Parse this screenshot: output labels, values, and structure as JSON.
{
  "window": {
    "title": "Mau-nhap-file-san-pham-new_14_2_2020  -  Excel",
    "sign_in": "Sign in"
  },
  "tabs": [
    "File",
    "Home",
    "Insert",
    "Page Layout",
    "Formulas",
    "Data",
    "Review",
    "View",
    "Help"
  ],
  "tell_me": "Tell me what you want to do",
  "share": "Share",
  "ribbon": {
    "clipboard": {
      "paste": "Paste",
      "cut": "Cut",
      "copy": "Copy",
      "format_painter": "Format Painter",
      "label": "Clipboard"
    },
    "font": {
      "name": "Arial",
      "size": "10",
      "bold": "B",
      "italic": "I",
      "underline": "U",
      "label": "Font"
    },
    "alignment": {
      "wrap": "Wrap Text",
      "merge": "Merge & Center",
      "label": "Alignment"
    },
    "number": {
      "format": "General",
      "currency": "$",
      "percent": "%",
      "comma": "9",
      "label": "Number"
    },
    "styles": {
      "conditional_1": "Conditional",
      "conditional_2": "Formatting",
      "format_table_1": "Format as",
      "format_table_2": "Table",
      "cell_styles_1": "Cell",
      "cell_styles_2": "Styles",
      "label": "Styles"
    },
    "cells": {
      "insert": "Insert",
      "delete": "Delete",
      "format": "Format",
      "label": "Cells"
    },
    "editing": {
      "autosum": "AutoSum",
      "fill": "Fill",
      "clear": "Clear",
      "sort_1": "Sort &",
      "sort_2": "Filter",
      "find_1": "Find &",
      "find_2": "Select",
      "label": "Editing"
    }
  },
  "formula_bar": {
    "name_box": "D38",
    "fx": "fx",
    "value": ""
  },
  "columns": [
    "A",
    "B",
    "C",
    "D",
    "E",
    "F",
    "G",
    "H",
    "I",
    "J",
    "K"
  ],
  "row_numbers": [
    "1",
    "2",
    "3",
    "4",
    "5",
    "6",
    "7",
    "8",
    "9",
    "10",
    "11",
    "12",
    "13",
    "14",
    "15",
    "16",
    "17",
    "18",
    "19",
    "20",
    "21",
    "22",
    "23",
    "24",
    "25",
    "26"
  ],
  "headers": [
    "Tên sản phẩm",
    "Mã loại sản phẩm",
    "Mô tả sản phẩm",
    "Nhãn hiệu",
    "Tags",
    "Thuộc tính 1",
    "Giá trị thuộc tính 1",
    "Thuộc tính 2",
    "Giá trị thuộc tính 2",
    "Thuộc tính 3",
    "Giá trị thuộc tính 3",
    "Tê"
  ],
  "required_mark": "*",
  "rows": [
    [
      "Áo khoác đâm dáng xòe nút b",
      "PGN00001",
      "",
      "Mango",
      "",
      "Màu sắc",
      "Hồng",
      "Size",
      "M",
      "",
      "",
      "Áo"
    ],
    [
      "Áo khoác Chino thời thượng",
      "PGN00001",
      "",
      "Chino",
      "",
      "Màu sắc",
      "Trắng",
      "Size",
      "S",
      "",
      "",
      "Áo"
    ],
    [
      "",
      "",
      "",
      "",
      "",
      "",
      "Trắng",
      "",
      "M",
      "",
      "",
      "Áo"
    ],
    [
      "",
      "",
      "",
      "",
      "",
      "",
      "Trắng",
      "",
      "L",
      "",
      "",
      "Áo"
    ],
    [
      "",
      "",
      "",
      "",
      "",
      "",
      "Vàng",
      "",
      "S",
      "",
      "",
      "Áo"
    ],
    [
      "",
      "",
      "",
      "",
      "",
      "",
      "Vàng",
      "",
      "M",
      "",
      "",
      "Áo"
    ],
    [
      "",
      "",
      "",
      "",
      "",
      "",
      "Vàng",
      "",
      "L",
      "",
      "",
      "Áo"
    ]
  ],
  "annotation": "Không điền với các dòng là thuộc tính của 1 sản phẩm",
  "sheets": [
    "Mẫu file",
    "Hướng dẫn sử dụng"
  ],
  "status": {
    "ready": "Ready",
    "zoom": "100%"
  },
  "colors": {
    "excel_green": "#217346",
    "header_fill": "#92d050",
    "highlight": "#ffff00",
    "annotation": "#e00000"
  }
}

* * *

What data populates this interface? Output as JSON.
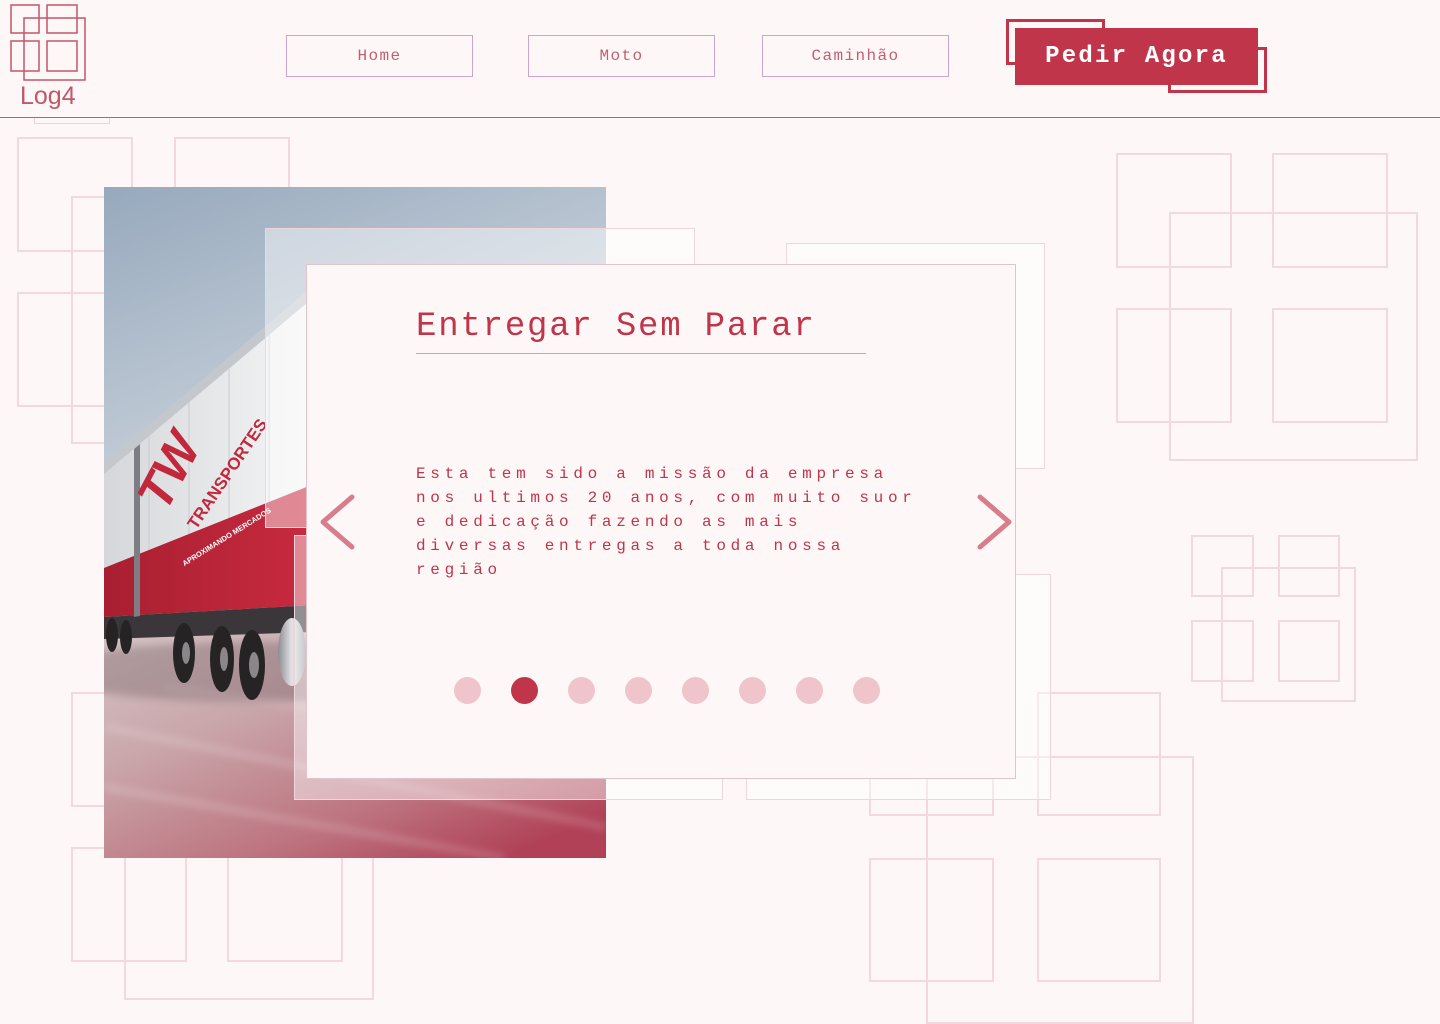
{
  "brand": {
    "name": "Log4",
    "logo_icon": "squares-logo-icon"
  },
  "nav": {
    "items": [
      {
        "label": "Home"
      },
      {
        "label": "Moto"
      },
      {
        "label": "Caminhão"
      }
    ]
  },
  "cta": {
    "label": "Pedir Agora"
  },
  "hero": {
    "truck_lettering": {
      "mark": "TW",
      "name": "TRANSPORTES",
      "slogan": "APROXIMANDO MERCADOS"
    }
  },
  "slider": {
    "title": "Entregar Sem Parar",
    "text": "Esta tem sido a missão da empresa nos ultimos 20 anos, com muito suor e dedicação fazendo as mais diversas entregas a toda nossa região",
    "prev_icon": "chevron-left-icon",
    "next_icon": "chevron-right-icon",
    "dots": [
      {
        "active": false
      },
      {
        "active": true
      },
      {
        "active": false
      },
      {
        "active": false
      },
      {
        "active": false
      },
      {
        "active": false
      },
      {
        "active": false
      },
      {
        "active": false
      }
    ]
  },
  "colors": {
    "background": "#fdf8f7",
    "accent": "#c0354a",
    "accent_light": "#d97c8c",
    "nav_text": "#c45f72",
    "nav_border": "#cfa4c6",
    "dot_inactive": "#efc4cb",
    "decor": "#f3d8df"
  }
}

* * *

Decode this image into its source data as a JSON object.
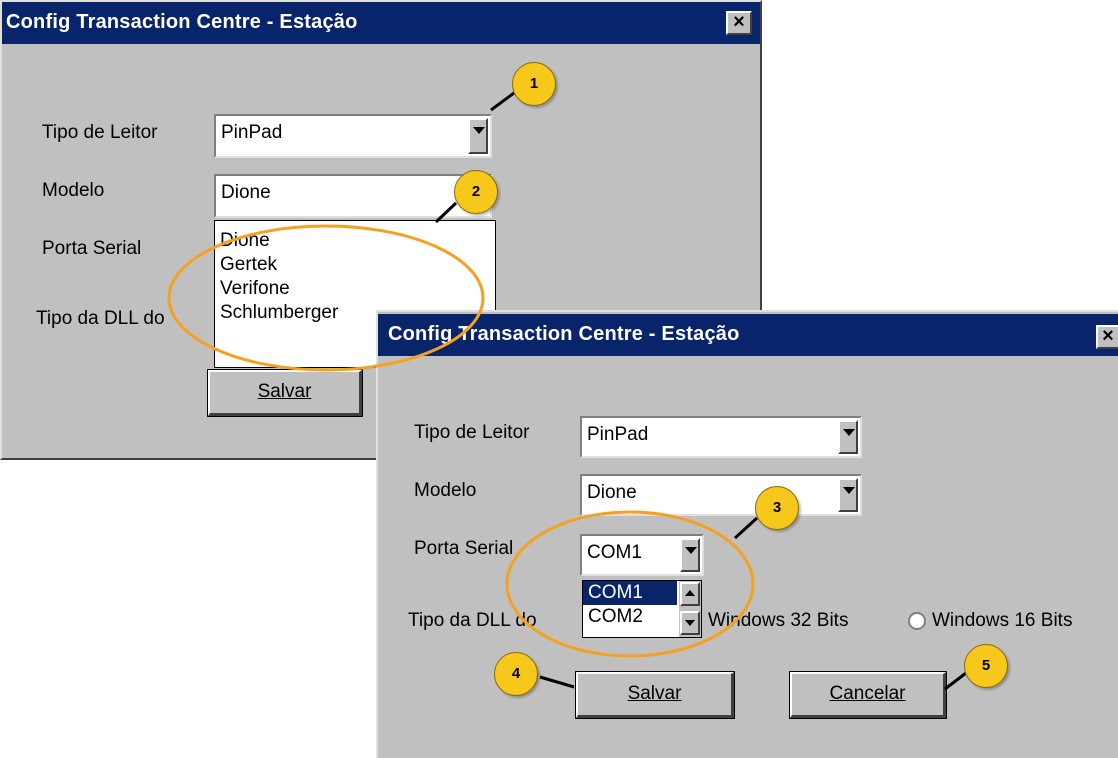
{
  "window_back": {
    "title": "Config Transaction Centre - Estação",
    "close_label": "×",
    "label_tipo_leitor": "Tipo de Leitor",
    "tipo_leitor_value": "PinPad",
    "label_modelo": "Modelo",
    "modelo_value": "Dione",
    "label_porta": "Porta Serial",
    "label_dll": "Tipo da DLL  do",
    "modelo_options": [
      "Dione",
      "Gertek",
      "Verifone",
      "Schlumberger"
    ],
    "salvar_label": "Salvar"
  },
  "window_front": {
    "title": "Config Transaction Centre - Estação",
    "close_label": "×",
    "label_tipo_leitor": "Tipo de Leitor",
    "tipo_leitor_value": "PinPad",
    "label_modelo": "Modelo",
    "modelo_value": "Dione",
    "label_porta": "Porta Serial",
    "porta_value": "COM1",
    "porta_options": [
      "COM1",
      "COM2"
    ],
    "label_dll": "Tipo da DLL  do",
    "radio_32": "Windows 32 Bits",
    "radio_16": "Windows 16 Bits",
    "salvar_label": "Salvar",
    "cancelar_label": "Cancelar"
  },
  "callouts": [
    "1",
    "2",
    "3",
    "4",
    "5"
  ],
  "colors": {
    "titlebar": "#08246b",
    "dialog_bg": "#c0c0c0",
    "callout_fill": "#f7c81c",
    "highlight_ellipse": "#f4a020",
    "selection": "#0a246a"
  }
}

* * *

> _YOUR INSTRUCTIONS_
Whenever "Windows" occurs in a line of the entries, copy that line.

> _ANSWER BOX_
    "radio_32": "Windows 32 Bits",
    "radio_16": "Windows 16 Bits",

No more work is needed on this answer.